Action item:
Where an entry holds an image, leave the image out; otherwise reproduce the entry exactly.

Provided entries:
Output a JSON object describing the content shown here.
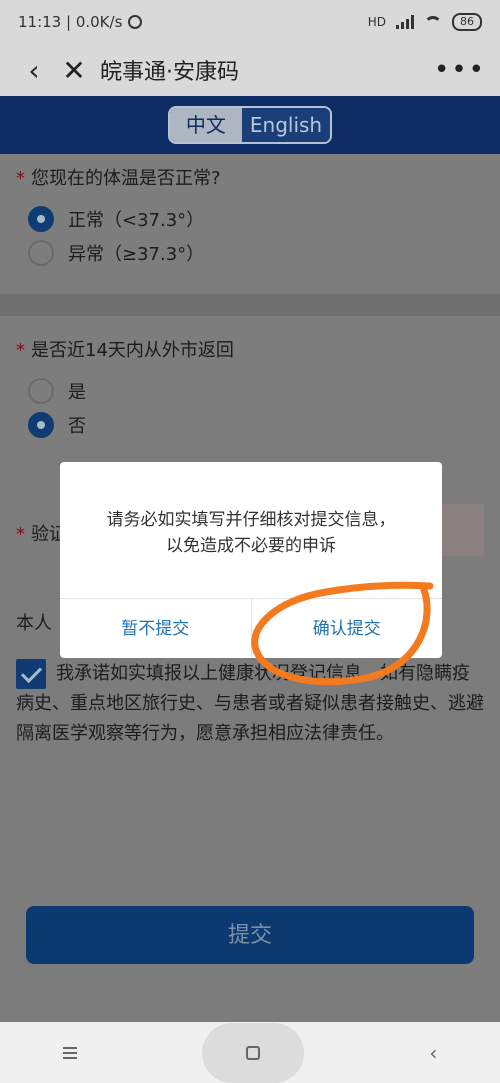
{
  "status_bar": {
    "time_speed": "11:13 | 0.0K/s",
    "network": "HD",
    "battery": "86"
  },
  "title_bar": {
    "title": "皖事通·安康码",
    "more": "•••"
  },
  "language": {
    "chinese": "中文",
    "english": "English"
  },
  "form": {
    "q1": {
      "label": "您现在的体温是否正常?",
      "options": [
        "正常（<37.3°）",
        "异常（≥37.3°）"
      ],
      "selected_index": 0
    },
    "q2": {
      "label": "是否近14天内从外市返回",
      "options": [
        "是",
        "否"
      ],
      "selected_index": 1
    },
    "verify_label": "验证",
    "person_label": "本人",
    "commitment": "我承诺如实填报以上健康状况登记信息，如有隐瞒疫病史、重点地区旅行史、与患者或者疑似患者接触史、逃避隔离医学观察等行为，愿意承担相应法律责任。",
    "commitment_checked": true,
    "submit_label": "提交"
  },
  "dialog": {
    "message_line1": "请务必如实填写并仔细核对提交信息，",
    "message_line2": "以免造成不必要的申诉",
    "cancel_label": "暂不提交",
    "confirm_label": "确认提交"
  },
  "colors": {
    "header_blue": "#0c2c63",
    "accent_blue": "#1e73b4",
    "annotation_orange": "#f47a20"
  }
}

Answer to the exercise:
Output a JSON object describing the content shown here.
{
  "status_bar": {
    "time_speed": "11:13 | 0.0K/s",
    "network": "HD",
    "battery": "86"
  },
  "title_bar": {
    "title": "皖事通·安康码",
    "more": "•••"
  },
  "language": {
    "chinese": "中文",
    "english": "English"
  },
  "form": {
    "q1": {
      "label": "您现在的体温是否正常?",
      "options": [
        "正常（<37.3°）",
        "异常（≥37.3°）"
      ],
      "selected_index": 0
    },
    "q2": {
      "label": "是否近14天内从外市返回",
      "options": [
        "是",
        "否"
      ],
      "selected_index": 1
    },
    "verify_label": "验证",
    "person_label": "本人",
    "commitment": "我承诺如实填报以上健康状况登记信息，如有隐瞒疫病史、重点地区旅行史、与患者或者疑似患者接触史、逃避隔离医学观察等行为，愿意承担相应法律责任。",
    "commitment_checked": true,
    "submit_label": "提交"
  },
  "dialog": {
    "message_line1": "请务必如实填写并仔细核对提交信息，",
    "message_line2": "以免造成不必要的申诉",
    "cancel_label": "暂不提交",
    "confirm_label": "确认提交"
  },
  "colors": {
    "header_blue": "#0c2c63",
    "accent_blue": "#1e73b4",
    "annotation_orange": "#f47a20"
  }
}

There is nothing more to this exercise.